But if he could go back and remake “Titanic,” the film that started his record streak 25 years ago and is being re-released in theaters Friday, there is one thing he would change.
“Based on what I know today, I would have made the raft smaller, so there’s no doubt!” said Cameron.
Such is the film’s enduring popularity, even a quarter of a century later debates and theories continue to swirl around the fate of Leonardo DiCaprio’s lead character.
Fans insist Jack could have survived the icy Atlantic waters after the ocean liner sank, if only he had shared an improvised raft with Kate Winslet’s Rose.
Instead, Jack gallantly gave Rose an entire wooden door to float on, condemning himself to a freezing death but ensuring she survived.
It is just one example of how the story of the Titanic “never seems to end for people,” Cameron told a press conference held for the anniversary re-release.
“There have been much greater tragedies since the Titanic—I mean, World War One, tens of millions of people died. World War Two…”
“But the Titanic has this kind of enduring, almost mythic, novelistic quality. And it has to do with, I think, love and sacrifice and mortality.
“The men who stepped back from the lifeboats so that the women and the children could survive.”
Cameron put Jack’s individual sacrifice to the test in a new National Geographic documentary, running experiments featuring two stunt performers and an exact replica of the film’s door in a cold-water tank.
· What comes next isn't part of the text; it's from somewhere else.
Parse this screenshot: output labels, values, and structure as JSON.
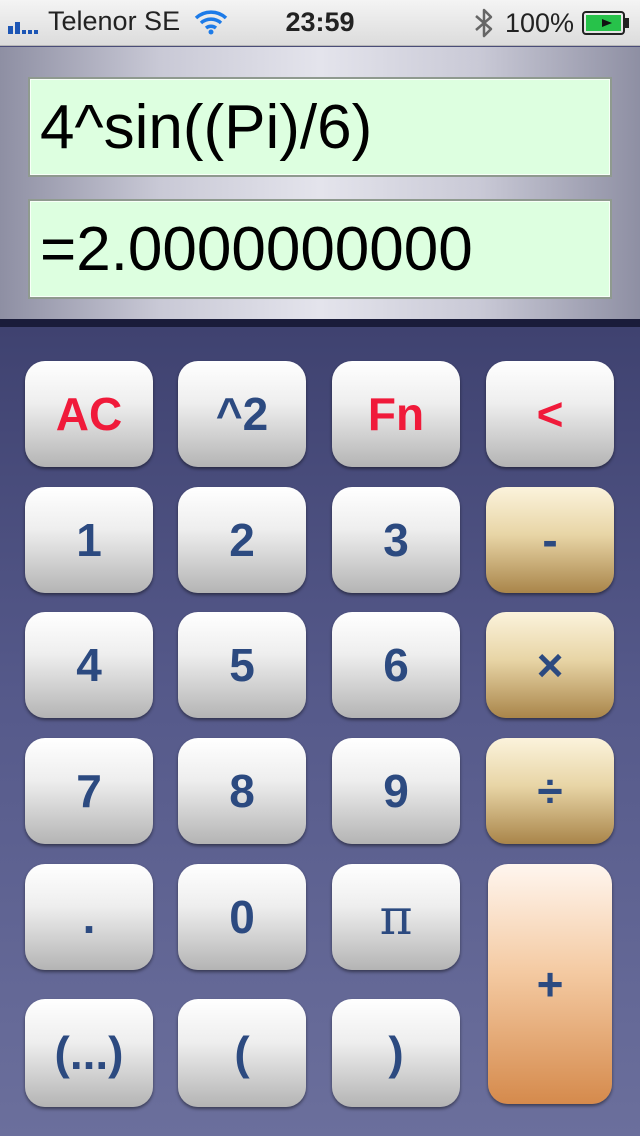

In “Titanic: 25 Years Later with James Cameron,” the stunt actors were fitted with internal thermometers to chart how quickly their bodies plunged toward hypothermia.
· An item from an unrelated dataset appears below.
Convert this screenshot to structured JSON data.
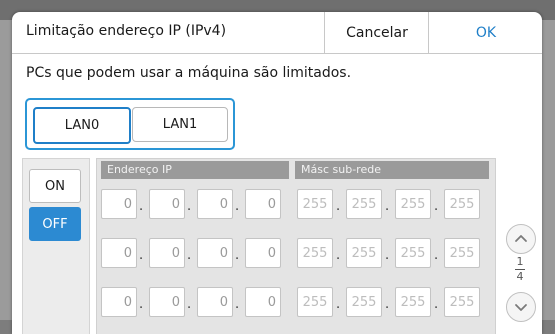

While the first test confirmed Jack would have died if he had acted according to the film’s plot, a second found the pair could have both balanced on the door and kept their upper bodies out of the water.
“He got into a place where if we projected that out, he just might have made it until the lifeboat got there,” admitted Cameron.
“Final verdict? Jack might have lived. But there’s a lot of variables.”
Epic love story
“Titanic” was first released in December 1997, and held the No. 1 box-office spot for 15 consecutive weekends.
While today most films earn their biggest profits on opening weekend, “Titanic” peaked on its eighth weekend—Valentine’s Day.
The epic love story is now being re-released ahead of this year’s Valentine’s Day weekend, where it will hope to add to its $2.2-billion total haul.
“I’ll grant you $100 million of our box office (was) for Leonardo DiCaprio’s appeal to 14-year-old girls,” joked Cameron.
“Titanic” is currently behind only “Avengers: Endgame” and Cameron’s “Avatar,” but is expected to soon be surpassed by “Avatar: The Way of Water”—again, by Cameron—which has made $2.18 billion and is still drawing crowds.
Collectively, Cameron’s three monster hits have collected $7.25 billion—roughly the entire annual GDP of Bermuda.
Besides making him an extraordinarily wealthy man, the three-hour-long “Titanic” has left another important if divisive legacy.
“Historically before ‘Titanic,’ the wisdom—which proved not to be true—was that a long movie can’t make money,” said Cameron.
The first “Avatar” ran for 162 minutes and again “people said they wanted more,” he said.
“We took that to heart and we made a three-hour-and-12-minute movie for the new ‘Avatar.'”
“And it’s doing very well.” AP/ra